African people’s ‘long nightmare’
By Joram Nyathi
“THE implementation of the agreement, once concluded,” said United Nations secretary-general Kofi Annan, “would require that we immediately begin to strengthen the African
Union force on the ground so that they can begin implementation of the critical aspects of the agreement. We would also need to intensify our own humanitarian efforts, and we need the resources … to do this, and as you know we have so far received only 20% of the resources required.”
Annan was addressing reporters last Friday following the signing of a ceasefire agreement between the Sudanese government and the main rebel group in the Darfur conflict, the Sudanese People’s Liberation Army/Movement in Abuja, Nigeria.
Annan’s statement is significant in two respects. It exposes our lack of negotiating skills or the contempt in which Africans hold each other. It took the intervention of the United States government to hammer out an agreement between the Sudanese government and the rebels of the south who have been fighting what they perceive as the marginalisation of their region.

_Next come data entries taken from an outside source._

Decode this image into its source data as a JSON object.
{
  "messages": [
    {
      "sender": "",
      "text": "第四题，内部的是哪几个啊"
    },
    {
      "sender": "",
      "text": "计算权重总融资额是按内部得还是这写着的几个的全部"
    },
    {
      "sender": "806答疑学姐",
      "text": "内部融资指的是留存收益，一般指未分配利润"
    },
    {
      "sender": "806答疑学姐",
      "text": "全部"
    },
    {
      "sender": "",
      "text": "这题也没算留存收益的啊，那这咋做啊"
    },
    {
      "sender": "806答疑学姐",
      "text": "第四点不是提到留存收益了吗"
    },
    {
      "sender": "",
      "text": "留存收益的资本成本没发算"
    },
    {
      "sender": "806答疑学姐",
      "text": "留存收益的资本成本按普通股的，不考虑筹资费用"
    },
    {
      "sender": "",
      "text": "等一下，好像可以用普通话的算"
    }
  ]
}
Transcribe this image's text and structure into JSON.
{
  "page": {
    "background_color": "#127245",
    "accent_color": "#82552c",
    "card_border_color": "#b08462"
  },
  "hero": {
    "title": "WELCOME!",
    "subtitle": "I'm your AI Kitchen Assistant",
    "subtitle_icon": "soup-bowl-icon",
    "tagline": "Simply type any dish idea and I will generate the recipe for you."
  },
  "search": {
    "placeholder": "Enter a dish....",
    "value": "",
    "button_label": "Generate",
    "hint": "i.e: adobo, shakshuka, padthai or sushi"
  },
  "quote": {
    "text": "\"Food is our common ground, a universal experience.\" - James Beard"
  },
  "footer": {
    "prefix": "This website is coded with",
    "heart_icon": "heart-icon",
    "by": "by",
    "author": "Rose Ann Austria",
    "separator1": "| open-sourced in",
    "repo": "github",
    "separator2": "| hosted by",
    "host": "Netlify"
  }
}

Secondly, it reveals the shortage of resources to deal with conflicts on the continent without external assistance. That in itself has tended to weaken the hand of the African Union in dealing with numerous bloody conflicts. This factor is intimately linked to the first — in the absence of agreement between the warring factions, America might be forced to take unilateral action to force the Sudanese government to rein in its army and its seemingly unruly Arab militia, the Janjaweed.
The humanitarian crisis in Darfur is not new. What is relatively new is the urgency in Annan’s voice to have it resolved quickly. The conflict started way back in 2003 over the sharing of national resources. It has reportedly displaced over 2,3 million people and left over 300 000 dead. Millions are internally displaced and starving because the camel-riding Janjaweed militia, an extension of the government’s military, will not allow people to farm.
The African Union has deployed 7 000 peacekeepers in the region to provide a buffer zone. But this is not enough to stop the killings. The resources are limited both for the peacekeepers and to take care of the refugees.
I was saddened the other day watching a Moslem woman on television protesting against the involvement of the United Nations in Darfur. She was furious. She said something about sovereignty and the threat of US hegemony.
I was reminded of similar self-serving posturing in the state media by those not physically affected by the conflict — how they urge patience by everybody while resources and the right partners are being consulted to help solve the problem. Meanwhile the killings continue.
The UN needn’t replace nor diminish the role of the AU. It is a matter of reinforcements. What Darfur calls for is speed and massive aid. Each time such conflicts erupt African leaders gather in some safe capital to make expansive speeches that mean absolutely nothing beyond the sound. Looking at the latest dithering about Darfur, one would think the Rwandan genocide occurred five centuries ago and we have forgotten the 800 000 or so people who perished while the Organisation of African Unity looked the way.
One would also imagine that the atrocities committed by the likes of Charles Taylor in West Africa belonged to another planet. The same goes for the African Union’s passive response to the lawlessness in Somalia where warlords have taken over the capital Mogadishu and are engaged in internecine clashes. It’s as if all men of conscience died way back, for Rwanda and Darfur should have spurred such men to swift action “before it happens again”.
US Secretary of State Condoleezza Rice said the unfolding tragedy in Darfur was “a long nightmare” not just for America but the entire humanity. It is a metaphor that African leaders can’t grasp. But it is one that the peoples of Africa live throughout their lives. They have over the decades of Independence watched helplessly but in disgust as liberation war heroes turn into “long nightmares” of brutality and poverty.
Asked why he thought this time the Sudanese government would respect the paper on which it appended its signature in Abuja, Annan said: “I hope all concerned know the implications of inaction.”
That is the key thing. There will be just as much action as there is the fear of punitive sanction. Which is where the force of the UN and the US becomes paramount. We could wait for a century for Africa to muster the will and the resources to end the carnage in Darfur.
It is one thing to talk about the sovereignty of the African people and quite another to be able to defend it. So far African leaders have failed their people in this respect. Even in clear instances of looming genocide, they have acted with unconscionable tardiness as if our lives don’t matter and are expendable at the slightest opportunity.
This explains the many incidents of human rights abuses and coups d’etat across the continent since the era of Independence in the 1960s. It all emanates from an anachronistic doctrine in the AU Charter that defines “internal affairs” to mean the caprices of the leader and nothing to do with the wishes of the people. In Darfur, Annan has a chance to set the right tone for his successors as he serves out his last term as UN secretary-general. Africa needs leaders who dream and see beyond their own club as the big men of the continent.